** BRIEF **
All the lines below should appear again unchanged, though their pictures should not.

━━━━━ MATERIAL PROVIDED

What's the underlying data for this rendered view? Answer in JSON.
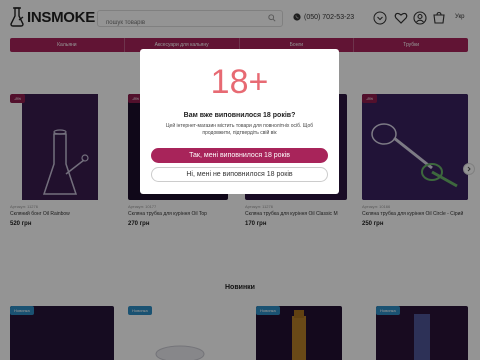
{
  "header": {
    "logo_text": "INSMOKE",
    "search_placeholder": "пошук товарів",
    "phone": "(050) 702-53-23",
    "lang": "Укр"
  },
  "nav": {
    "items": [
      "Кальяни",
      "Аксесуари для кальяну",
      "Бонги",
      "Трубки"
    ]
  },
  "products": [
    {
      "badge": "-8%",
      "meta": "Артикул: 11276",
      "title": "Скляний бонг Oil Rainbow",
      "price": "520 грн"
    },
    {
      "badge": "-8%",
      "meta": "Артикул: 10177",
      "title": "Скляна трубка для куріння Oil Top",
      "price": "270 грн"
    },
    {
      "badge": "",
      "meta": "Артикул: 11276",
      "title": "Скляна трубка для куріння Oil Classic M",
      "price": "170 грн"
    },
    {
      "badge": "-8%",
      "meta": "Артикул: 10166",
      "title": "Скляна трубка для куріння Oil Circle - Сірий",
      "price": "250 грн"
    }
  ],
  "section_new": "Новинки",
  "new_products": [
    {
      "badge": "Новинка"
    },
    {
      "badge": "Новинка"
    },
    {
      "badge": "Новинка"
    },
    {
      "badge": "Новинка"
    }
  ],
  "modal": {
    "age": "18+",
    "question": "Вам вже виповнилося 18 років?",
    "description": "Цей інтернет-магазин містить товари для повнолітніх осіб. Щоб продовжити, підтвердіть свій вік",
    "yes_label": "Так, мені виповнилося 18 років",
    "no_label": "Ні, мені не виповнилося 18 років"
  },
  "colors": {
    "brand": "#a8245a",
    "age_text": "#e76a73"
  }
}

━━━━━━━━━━

** WORKED SOLUTION **
What's the underlying data for this rendered view? Answer in JSON.
{
  "header": {
    "logo_text": "INSMOKE",
    "search_placeholder": "пошук товарів",
    "phone": "(050) 702-53-23",
    "lang": "Укр"
  },
  "nav": {
    "items": [
      "Кальяни",
      "Аксесуари для кальяну",
      "Бонги",
      "Трубки"
    ]
  },
  "products": [
    {
      "badge": "-8%",
      "meta": "Артикул: 11276",
      "title": "Скляний бонг Oil Rainbow",
      "price": "520 грн"
    },
    {
      "badge": "-8%",
      "meta": "Артикул: 10177",
      "title": "Скляна трубка для куріння Oil Top",
      "price": "270 грн"
    },
    {
      "badge": "",
      "meta": "Артикул: 11276",
      "title": "Скляна трубка для куріння Oil Classic M",
      "price": "170 грн"
    },
    {
      "badge": "-8%",
      "meta": "Артикул: 10166",
      "title": "Скляна трубка для куріння Oil Circle - Сірий",
      "price": "250 грн"
    }
  ],
  "section_new": "Новинки",
  "new_products": [
    {
      "badge": "Новинка"
    },
    {
      "badge": "Новинка"
    },
    {
      "badge": "Новинка"
    },
    {
      "badge": "Новинка"
    }
  ],
  "modal": {
    "age": "18+",
    "question": "Вам вже виповнилося 18 років?",
    "description": "Цей інтернет-магазин містить товари для повнолітніх осіб. Щоб продовжити, підтвердіть свій вік",
    "yes_label": "Так, мені виповнилося 18 років",
    "no_label": "Ні, мені не виповнилося 18 років"
  },
  "colors": {
    "brand": "#a8245a",
    "age_text": "#e76a73"
  }
}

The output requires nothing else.